Applied Microeconomics Student Workshop
Department of Economics-University of North Carolina at Chapel Hill
The schedule of presentations is listed below and includes a link to the accompanying paper that will be accessible the Friday before the Tuesday workshop (at the latest). Dr. Gilleskie will update the schedule as needed. We plan to meet for an hour at 12:30 pm on Tuesdays, unless otherwise indicated below.
If you have questions or would like additional information, please contact firstname.lastname@example.org >
The purpose of this course (ECON 985) or workshop is (at least) three-fold:
1.) By actively engaging in the workshop both as a presenter and a prepared and vocal participant, a student improves his or her ability to organize thoughts and to discuss ones' own and other research.
2.) Participation in the workshop allows the student to associate, correct, or avoid similar problems in one's own research, and to learn appropriate presentation and research skills by observing and engaging others.
3.) Participation in the workshop provides the student with feedback on his or her own research in a relaxed, but formal, setting from student colleagues and multiple faculty members who may or may not be dissertation committee members.
All student participants are required to present at least once during the Spring or Spring semester. Student participants will also provide comments on papers provided by EACH presenter. Please read the paper before the presentation and bring written comments to the presentation. Turn the comments in to Dr. Gilleskie, who will distribute them to the presenter. Each participant will be designated as a "super-reader" at least once. Super-readers will be responsible for providing very detailed comments on the assigned paper; these comments should be substantive with regard to the economic content and modeling as well as constructive with regard to grammar and style.

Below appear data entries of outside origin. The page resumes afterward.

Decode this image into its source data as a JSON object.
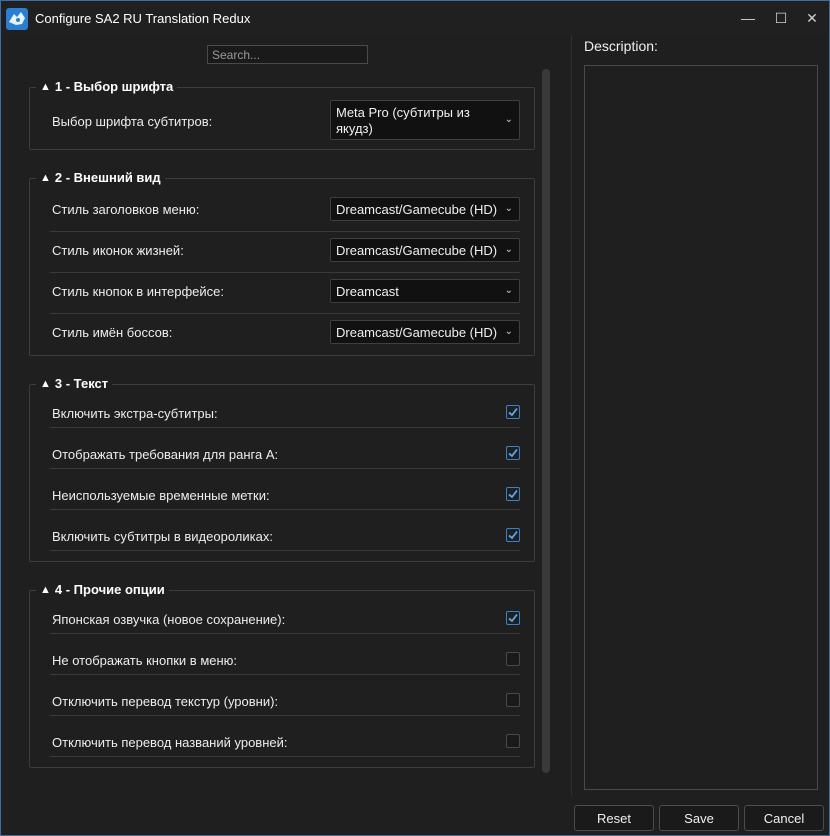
{
  "window": {
    "title": "Configure SA2 RU Translation Redux",
    "minimize_glyph": "—",
    "maximize_glyph": "☐",
    "close_glyph": "✕"
  },
  "search": {
    "placeholder": "Search..."
  },
  "groups": [
    {
      "title": "1 - Выбор шрифта",
      "rows": [
        {
          "label": "Выбор шрифта субтитров:",
          "type": "combo",
          "value": "Meta Pro (субтитры из якудз)"
        }
      ]
    },
    {
      "title": "2 - Внешний вид",
      "rows": [
        {
          "label": "Стиль заголовков меню:",
          "type": "combo",
          "value": "Dreamcast/Gamecube (HD)"
        },
        {
          "label": "Стиль иконок жизней:",
          "type": "combo",
          "value": "Dreamcast/Gamecube (HD)"
        },
        {
          "label": "Стиль кнопок в интерфейсе:",
          "type": "combo",
          "value": "Dreamcast"
        },
        {
          "label": "Стиль имён боссов:",
          "type": "combo",
          "value": "Dreamcast/Gamecube (HD)"
        }
      ]
    },
    {
      "title": "3 - Текст",
      "rows": [
        {
          "label": "Включить экстра-субтитры:",
          "type": "check",
          "checked": true
        },
        {
          "label": "Отображать требования для ранга А:",
          "type": "check",
          "checked": true
        },
        {
          "label": "Неиспользуемые временные метки:",
          "type": "check",
          "checked": true
        },
        {
          "label": "Включить субтитры в видеороликах:",
          "type": "check",
          "checked": true
        }
      ]
    },
    {
      "title": "4 - Прочие опции",
      "rows": [
        {
          "label": "Японская озвучка (новое сохранение):",
          "type": "check",
          "checked": true
        },
        {
          "label": "Не отображать кнопки в меню:",
          "type": "check",
          "checked": false
        },
        {
          "label": "Отключить перевод текстур (уровни):",
          "type": "check",
          "checked": false
        },
        {
          "label": "Отключить перевод названий уровней:",
          "type": "check",
          "checked": false
        }
      ]
    }
  ],
  "collapse_glyph": "▲",
  "dropdown_glyph": "⌄",
  "description": {
    "label": "Description:"
  },
  "buttons": {
    "reset": "Reset",
    "save": "Save",
    "cancel": "Cancel"
  },
  "colors": {
    "accent": "#3c80c8",
    "window_border": "#3a6ea5",
    "background": "#1f1f1f"
  }
}
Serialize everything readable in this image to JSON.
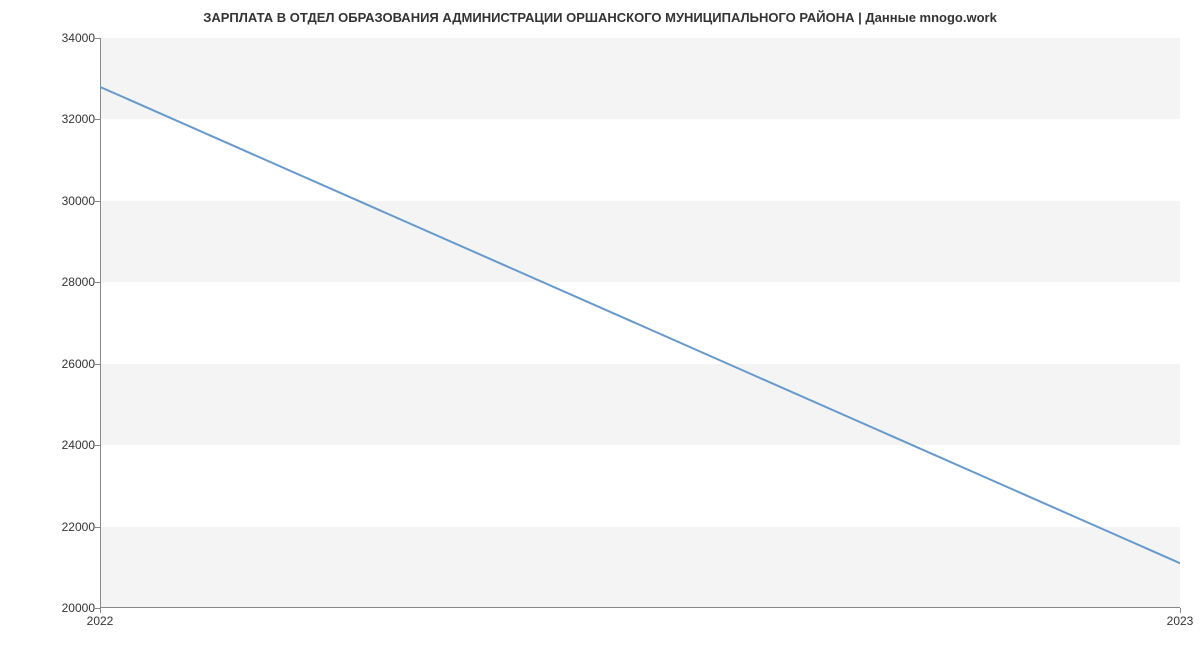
{
  "chart_data": {
    "type": "line",
    "title": "ЗАРПЛАТА В ОТДЕЛ ОБРАЗОВАНИЯ АДМИНИСТРАЦИИ ОРШАНСКОГО МУНИЦИПАЛЬНОГО РАЙОНА | Данные mnogo.work",
    "x": [
      2022,
      2023
    ],
    "values": [
      32800,
      21100
    ],
    "xlabel": "",
    "ylabel": "",
    "xlim": [
      2022,
      2023
    ],
    "ylim": [
      20000,
      34000
    ],
    "y_ticks": [
      20000,
      22000,
      24000,
      26000,
      28000,
      30000,
      32000,
      34000
    ],
    "x_ticks": [
      2022,
      2023
    ],
    "line_color": "#6699cc"
  }
}
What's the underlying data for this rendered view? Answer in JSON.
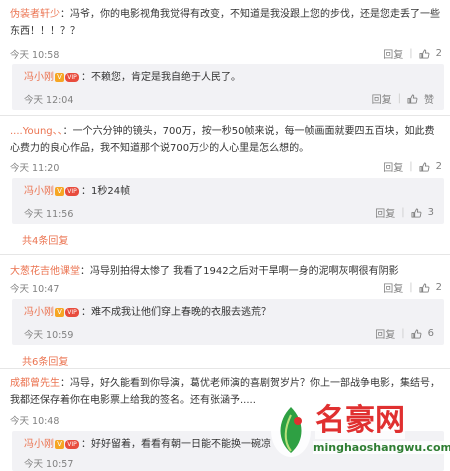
{
  "comments": [
    {
      "user": "伪装者轩少",
      "text": "：冯爷，你的电影视角我觉得有改变，不知道是我没跟上您的步伐，还是您走丢了一些东西！！！？？",
      "time": "今天 10:58",
      "reply_label": "回复",
      "like_count": "2",
      "reply": {
        "user": "冯小刚",
        "text": "：不赖您，肯定是我自绝于人民了。",
        "time": "今天 12:04",
        "reply_label": "回复",
        "like_label": "赞"
      }
    },
    {
      "user": "....Young、、",
      "text": "：一个六分钟的镜头，700万，按一秒50帧来说，每一帧画面就要四五百块，如此费心费力的良心作品，我不知道那个说700万少的人心里是怎么想的。",
      "time": "今天 11:20",
      "reply_label": "回复",
      "like_count": "2",
      "reply": {
        "user": "冯小刚",
        "text": "：1秒24帧",
        "time": "今天 11:56",
        "reply_label": "回复",
        "like_count": "3"
      },
      "more_replies": "共4条回复"
    },
    {
      "user": "大葱花吉他课堂",
      "text": "：冯导别拍得太惨了 我看了1942之后对干旱啊一身的泥啊灰啊很有阴影",
      "time": "今天 10:47",
      "reply_label": "回复",
      "like_count": "2",
      "reply": {
        "user": "冯小刚",
        "text": "：难不成我让他们穿上春晚的衣服去逃荒？",
        "time": "今天 10:59",
        "reply_label": "回复",
        "like_count": "6"
      },
      "more_replies": "共6条回复"
    },
    {
      "user": "成都曾先生",
      "text": "：冯导，好久能看到你导演，葛优老师演的喜剧贺岁片？你上一部战争电影，集结号，我都还保存着你在电影票上给我的签名。还有张涵予.....",
      "time": "今天 10:48",
      "reply": {
        "user": "冯小刚",
        "text": "：好好留着，看看有朝一日能不能换一碗凉",
        "time": "今天 10:57"
      }
    }
  ],
  "badges": {
    "v": "V",
    "vip": "VIP"
  },
  "watermark": {
    "brand": "名豪网",
    "url": "minghaoshangwu.com"
  },
  "colors": {
    "accent": "#eb7350",
    "reply_bg": "#f2f2f5",
    "meta": "#808080"
  }
}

In addition to the required presentation of own research at least once during the semester and weekly active participation, we encourage preliminary oral exams (defense of the prospectus) and final oral exams (defense of the dissertation) for applied micro students to be scheduled as part of the workshop. Exams have priority for scheduling and so there may be changes to the order, day, or time in which students present. Since the times of the exams must accommodate the schedules of faculty on the committees, some of the workshops might be scheduled outside the usual workshop time and some regular attendees might be unable to attend. Also, there may be scheduling conflicts that necessitate using a conference room in which case only the committee members and student being examined would be able to attend.